App and web page records:

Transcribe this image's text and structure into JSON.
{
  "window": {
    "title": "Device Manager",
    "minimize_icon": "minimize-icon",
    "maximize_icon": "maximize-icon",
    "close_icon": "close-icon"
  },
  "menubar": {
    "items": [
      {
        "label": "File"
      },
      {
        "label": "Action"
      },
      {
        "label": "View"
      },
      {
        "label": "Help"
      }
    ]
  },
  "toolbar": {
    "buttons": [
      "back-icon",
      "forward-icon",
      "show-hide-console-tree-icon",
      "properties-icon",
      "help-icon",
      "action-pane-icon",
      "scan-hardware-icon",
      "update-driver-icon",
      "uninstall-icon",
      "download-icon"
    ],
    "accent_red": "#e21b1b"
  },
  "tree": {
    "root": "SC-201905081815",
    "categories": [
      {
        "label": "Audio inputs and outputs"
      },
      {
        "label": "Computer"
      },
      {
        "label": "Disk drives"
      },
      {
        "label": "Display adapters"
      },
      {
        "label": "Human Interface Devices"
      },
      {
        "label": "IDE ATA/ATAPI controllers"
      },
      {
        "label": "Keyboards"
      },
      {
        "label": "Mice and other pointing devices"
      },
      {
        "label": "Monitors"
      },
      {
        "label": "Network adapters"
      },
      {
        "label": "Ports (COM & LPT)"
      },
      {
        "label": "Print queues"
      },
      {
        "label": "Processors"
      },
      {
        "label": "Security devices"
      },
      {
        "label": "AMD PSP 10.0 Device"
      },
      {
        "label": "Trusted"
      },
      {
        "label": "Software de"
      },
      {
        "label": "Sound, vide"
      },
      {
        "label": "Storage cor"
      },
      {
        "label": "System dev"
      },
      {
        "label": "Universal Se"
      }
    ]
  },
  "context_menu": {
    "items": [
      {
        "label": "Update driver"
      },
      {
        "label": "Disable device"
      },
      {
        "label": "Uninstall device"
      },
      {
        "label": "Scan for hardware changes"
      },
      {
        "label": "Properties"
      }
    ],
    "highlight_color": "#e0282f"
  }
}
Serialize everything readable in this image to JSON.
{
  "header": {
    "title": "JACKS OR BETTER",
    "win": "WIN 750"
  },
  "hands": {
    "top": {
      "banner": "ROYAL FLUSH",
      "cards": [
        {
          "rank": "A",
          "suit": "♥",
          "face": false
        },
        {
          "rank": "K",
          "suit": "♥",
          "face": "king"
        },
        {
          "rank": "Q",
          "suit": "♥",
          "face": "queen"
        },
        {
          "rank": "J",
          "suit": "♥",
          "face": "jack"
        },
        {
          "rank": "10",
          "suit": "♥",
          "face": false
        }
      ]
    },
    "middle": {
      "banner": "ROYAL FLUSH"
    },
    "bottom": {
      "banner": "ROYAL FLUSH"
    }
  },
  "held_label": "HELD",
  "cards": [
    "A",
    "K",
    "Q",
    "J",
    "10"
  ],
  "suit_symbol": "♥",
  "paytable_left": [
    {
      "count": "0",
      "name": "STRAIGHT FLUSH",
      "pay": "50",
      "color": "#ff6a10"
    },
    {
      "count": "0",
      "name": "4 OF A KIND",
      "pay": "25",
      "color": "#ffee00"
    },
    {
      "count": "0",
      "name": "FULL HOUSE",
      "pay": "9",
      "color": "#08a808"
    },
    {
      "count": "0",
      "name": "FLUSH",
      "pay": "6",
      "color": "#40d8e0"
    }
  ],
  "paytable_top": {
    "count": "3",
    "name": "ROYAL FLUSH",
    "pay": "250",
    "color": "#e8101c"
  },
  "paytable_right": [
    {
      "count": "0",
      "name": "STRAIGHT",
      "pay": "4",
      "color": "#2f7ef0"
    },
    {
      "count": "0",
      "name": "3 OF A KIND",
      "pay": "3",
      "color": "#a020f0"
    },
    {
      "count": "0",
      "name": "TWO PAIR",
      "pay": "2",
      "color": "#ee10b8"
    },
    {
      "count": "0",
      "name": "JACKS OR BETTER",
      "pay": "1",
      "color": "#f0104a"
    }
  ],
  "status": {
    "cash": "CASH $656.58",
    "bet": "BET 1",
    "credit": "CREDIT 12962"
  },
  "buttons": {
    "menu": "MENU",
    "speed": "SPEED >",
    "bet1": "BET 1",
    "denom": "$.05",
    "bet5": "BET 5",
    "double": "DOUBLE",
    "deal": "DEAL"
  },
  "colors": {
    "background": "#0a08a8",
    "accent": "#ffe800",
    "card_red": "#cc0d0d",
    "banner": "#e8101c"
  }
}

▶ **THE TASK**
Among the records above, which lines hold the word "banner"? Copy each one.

▶ **REPLY**
      "banner": "ROYAL FLUSH",
      "banner": "ROYAL FLUSH"
      "banner": "ROYAL FLUSH"
    "banner": "#e8101c"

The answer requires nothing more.